Directions: What you return should be each line of the data containing the string "icon".

(Collected data entries)
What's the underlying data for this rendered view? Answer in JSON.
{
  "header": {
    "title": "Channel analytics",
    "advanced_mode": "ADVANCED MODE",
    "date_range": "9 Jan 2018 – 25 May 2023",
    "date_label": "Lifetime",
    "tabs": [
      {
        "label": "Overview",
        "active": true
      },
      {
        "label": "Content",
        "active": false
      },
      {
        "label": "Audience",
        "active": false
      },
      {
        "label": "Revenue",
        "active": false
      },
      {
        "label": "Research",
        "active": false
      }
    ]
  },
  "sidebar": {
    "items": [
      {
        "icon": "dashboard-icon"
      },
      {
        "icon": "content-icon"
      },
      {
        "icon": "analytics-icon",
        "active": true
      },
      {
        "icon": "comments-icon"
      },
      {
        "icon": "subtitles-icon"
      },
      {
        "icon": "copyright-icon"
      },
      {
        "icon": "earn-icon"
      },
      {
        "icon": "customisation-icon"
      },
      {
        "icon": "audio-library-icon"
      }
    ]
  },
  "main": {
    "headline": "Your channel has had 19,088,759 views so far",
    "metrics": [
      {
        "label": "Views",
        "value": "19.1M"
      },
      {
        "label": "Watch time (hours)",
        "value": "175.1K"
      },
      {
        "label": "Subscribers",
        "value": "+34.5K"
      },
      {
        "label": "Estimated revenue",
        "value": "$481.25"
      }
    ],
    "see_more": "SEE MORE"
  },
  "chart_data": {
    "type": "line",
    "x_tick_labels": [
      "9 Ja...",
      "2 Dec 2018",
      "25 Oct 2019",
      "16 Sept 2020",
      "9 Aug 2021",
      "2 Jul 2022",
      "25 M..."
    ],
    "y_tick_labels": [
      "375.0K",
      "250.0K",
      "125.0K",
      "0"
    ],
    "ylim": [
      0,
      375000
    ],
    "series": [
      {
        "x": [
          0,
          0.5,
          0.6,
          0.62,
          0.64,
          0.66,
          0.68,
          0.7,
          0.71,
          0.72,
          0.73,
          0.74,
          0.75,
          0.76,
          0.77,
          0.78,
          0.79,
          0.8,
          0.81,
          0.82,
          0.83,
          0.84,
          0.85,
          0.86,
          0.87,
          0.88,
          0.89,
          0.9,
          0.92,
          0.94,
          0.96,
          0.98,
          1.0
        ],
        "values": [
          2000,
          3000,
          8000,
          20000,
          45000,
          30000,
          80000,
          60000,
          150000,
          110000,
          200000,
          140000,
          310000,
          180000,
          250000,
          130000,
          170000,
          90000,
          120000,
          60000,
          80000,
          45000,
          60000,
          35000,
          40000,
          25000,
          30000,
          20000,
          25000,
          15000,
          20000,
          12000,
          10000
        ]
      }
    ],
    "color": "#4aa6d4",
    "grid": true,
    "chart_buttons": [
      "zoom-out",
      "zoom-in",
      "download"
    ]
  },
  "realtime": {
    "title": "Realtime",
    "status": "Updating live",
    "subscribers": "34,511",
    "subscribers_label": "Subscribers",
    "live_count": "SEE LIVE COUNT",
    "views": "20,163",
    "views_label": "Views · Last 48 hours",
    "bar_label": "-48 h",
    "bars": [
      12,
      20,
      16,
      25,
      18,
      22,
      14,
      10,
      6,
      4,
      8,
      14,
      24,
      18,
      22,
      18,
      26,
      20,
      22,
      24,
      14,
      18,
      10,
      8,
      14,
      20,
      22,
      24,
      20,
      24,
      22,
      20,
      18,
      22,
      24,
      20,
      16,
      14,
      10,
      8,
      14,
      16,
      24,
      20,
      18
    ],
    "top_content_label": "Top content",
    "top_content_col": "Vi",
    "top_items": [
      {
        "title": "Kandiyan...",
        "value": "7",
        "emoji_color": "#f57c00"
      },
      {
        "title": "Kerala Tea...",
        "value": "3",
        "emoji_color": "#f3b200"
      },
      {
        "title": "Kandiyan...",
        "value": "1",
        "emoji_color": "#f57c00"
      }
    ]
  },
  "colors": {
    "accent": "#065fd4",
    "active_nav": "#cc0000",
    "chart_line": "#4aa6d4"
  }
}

Answer box:
        "icon": "dashboard-icon"
        "icon": "content-icon"
        "icon": "analytics-icon",
        "icon": "comments-icon"
        "icon": "subtitles-icon"
        "icon": "copyright-icon"
        "icon": "earn-icon"
        "icon": "customisation-icon"
        "icon": "audio-library-icon"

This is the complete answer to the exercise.